## Work item
When a line of the entries contains "this", please list that line.

Items from a data source
+++
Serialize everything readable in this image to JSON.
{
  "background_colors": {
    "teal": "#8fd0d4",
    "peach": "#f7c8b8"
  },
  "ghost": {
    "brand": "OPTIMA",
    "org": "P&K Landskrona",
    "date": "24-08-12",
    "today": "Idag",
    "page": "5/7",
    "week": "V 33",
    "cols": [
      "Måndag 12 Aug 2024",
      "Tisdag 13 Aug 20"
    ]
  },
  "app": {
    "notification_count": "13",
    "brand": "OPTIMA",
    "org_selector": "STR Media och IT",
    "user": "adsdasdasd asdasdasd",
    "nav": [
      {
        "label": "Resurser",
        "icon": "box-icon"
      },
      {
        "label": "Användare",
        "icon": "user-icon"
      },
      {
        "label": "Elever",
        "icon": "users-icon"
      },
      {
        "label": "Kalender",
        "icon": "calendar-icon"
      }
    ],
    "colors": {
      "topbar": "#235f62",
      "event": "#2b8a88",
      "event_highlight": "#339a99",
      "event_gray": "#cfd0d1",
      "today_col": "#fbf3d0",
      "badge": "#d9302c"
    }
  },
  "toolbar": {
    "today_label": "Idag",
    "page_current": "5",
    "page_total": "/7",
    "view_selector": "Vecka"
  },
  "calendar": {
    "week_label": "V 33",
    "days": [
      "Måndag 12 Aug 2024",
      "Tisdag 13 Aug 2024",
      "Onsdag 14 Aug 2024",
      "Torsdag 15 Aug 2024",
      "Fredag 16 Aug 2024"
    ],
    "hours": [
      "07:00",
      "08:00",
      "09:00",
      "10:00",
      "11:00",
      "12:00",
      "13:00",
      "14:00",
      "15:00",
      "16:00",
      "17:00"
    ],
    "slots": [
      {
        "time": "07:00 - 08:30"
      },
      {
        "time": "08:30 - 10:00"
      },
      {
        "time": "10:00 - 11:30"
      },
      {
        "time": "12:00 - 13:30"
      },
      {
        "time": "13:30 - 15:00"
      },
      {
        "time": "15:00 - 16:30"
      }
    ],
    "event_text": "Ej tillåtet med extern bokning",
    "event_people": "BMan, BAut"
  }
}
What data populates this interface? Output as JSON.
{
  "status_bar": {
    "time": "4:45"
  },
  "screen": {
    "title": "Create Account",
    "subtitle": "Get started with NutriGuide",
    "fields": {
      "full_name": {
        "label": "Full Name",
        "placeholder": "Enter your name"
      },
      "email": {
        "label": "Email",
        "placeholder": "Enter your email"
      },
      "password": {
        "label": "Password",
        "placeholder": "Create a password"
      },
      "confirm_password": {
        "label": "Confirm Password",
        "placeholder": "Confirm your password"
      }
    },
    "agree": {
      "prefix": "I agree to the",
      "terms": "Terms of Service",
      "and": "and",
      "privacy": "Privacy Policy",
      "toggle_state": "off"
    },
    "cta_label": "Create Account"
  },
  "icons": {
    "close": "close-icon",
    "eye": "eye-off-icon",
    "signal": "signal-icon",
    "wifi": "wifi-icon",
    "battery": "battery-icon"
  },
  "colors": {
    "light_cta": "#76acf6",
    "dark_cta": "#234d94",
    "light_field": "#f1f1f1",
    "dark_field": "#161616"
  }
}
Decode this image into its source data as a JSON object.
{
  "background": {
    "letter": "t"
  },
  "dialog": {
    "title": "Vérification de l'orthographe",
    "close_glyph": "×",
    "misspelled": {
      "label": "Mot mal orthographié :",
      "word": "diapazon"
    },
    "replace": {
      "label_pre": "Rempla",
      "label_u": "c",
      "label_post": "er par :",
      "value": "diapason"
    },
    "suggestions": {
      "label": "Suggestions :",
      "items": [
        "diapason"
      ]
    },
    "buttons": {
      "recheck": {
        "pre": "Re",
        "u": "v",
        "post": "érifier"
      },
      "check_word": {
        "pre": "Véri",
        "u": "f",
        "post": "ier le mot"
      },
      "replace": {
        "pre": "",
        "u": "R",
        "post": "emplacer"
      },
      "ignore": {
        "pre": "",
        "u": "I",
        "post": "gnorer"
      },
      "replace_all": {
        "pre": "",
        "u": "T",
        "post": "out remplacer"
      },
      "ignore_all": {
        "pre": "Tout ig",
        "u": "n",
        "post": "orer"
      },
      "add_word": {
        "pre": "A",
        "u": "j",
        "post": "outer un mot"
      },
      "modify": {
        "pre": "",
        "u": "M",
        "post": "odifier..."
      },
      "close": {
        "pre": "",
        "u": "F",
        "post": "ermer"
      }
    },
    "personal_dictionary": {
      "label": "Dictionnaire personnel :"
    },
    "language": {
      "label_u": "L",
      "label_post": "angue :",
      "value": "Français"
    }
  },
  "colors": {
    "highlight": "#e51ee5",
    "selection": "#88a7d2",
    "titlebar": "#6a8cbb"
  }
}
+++
## Task output
Serialize everything readable in this image to JSON.
What data populates this interface? Output as JSON.
Decode this image into its source data as a JSON object.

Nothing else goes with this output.